TASK PROMPT:
Set down, exactly and in full, the line holding "Output a JSON" and all the lines after it until the listing ends, and nothing else.

━━━━━━━━━━━━━━━━

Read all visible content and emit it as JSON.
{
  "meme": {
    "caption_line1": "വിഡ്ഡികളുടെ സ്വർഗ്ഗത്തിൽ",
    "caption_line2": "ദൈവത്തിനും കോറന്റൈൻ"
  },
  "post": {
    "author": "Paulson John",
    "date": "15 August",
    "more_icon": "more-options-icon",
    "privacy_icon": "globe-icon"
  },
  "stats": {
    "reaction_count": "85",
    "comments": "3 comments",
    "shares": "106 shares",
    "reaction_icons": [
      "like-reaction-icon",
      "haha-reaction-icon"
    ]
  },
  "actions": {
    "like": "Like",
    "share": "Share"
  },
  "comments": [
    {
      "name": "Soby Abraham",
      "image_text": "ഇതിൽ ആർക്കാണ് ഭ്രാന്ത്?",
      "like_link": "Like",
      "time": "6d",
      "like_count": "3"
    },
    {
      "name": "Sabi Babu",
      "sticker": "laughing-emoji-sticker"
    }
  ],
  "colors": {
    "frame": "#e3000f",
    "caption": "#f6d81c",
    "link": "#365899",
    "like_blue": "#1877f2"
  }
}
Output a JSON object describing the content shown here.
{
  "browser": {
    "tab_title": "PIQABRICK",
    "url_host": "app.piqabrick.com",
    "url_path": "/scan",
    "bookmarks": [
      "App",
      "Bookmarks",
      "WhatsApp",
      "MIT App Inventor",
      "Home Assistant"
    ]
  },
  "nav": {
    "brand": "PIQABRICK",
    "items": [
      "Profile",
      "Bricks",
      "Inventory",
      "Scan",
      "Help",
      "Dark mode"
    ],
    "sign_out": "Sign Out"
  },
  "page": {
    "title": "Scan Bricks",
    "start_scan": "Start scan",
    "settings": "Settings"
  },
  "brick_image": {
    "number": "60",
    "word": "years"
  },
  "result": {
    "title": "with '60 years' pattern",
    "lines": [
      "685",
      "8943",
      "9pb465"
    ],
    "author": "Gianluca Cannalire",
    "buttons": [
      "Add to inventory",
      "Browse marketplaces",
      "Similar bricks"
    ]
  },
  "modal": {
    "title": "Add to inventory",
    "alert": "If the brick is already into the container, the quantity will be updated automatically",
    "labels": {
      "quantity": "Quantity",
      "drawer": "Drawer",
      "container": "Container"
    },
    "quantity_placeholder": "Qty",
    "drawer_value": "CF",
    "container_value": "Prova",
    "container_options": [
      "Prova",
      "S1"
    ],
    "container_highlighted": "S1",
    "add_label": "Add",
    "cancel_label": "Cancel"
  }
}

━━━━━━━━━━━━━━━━

TASK RESULT:
Output a JSON object describing the content shown here.
{
  "browser": {
    "tab_title": "PIQABRICK",
    "url_host": "app.piqabrick.com",
    "url_path": "/scan",
    "bookmarks": [
      "App",
      "Bookmarks",
      "WhatsApp",
      "MIT App Inventor",
      "Home Assistant"
    ]
  },
  "nav": {
    "brand": "PIQABRICK",
    "items": [
      "Profile",
      "Bricks",
      "Inventory",
      "Scan",
      "Help",
      "Dark mode"
    ],
    "sign_out": "Sign Out"
  },
  "page": {
    "title": "Scan Bricks",
    "start_scan": "Start scan",
    "settings": "Settings"
  },
  "brick_image": {
    "number": "60",
    "word": "years"
  },
  "result": {
    "title": "with '60 years' pattern",
    "lines": [
      "685",
      "8943",
      "9pb465"
    ],
    "author": "Gianluca Cannalire",
    "buttons": [
      "Add to inventory",
      "Browse marketplaces",
      "Similar bricks"
    ]
  },
  "modal": {
    "title": "Add to inventory",
    "alert": "If the brick is already into the container, the quantity will be updated automatically",
    "labels": {
      "quantity": "Quantity",
      "drawer": "Drawer",
      "container": "Container"
    },
    "quantity_placeholder": "Qty",
    "drawer_value": "CF",
    "container_value": "Prova",
    "container_options": [
      "Prova",
      "S1"
    ],
    "container_highlighted": "S1",
    "add_label": "Add",
    "cancel_label": "Cancel"
  }
}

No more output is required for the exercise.